Arts and Culture

Living in Louisville, curling is a sport that you probably see on television midday during the Winter Olympics, but don’t think about too much for the next four years. Bethaney Curry, president of the newly-formed Derby City Curling Club, wants to change that.

“I’ve always been fascinated with curling,” Curry said. “I think a lot of people get sucked in because it’s just so fascinating to watch.”

The format of curling is pretty simple: Two teams, each with four players, take turns sliding polished granite stones  — each weighing over 40 pounds — across the ice towards the “house,” a target marked on the ice. Two sweepers move alongside the stone with brooms, which can be used to alter the state of the ice in front of the stone.

The Derby City Curling Club, the first curling club in Kentucky, is new; members haven’t even started classes yet and the club is awaiting its final seal of approval from the United States Curling Association.

And Curry herself is new to the sport.

“I actually get to curl for the first time this coming weekend,” she said. “We are going to Fort Wayne, Indiana, to curl in their dedicated space. They’re going to teach us how to run a ‘Learn to Curl’ class and get us out on the ice.”

But Curry said the sport had a special appeal for her because it’s one that is accessible to pretty much everyone. Curry uses a wheelchair, and works with people who have disabilities in her day-job.

“And my goal is to actually make the Paralympics; they have wheelchair curling,” Curry said. “To curl, I was not going to move to Minnesota or a northern state. Kentucky is one of three states that doesn’t have a curling club, so why not start my own here?”

Curry began making calls in March to other curling teams across the U.S., and actually found some experienced curlers living in Louisville.
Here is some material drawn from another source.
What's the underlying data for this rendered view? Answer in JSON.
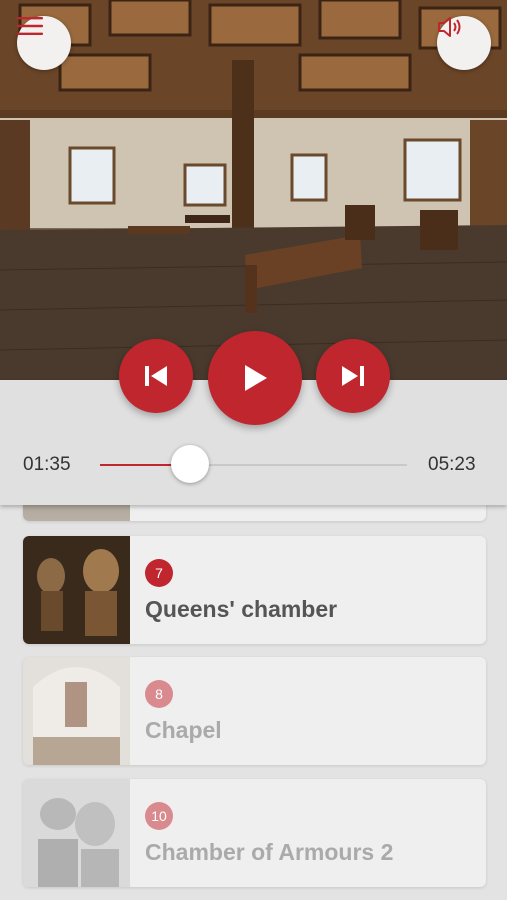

She formed a board, and the Derby City Curling Club should get the official go-ahead from the U.S. Curling Association this month.

The club will start classes in November — though intro courses are already sold-out through Dec. 20.

It seems, Curry said, she’s not the only one eager to get on the ice.

Ashlie Stevens is WFPL's Arts & Culture Reporter.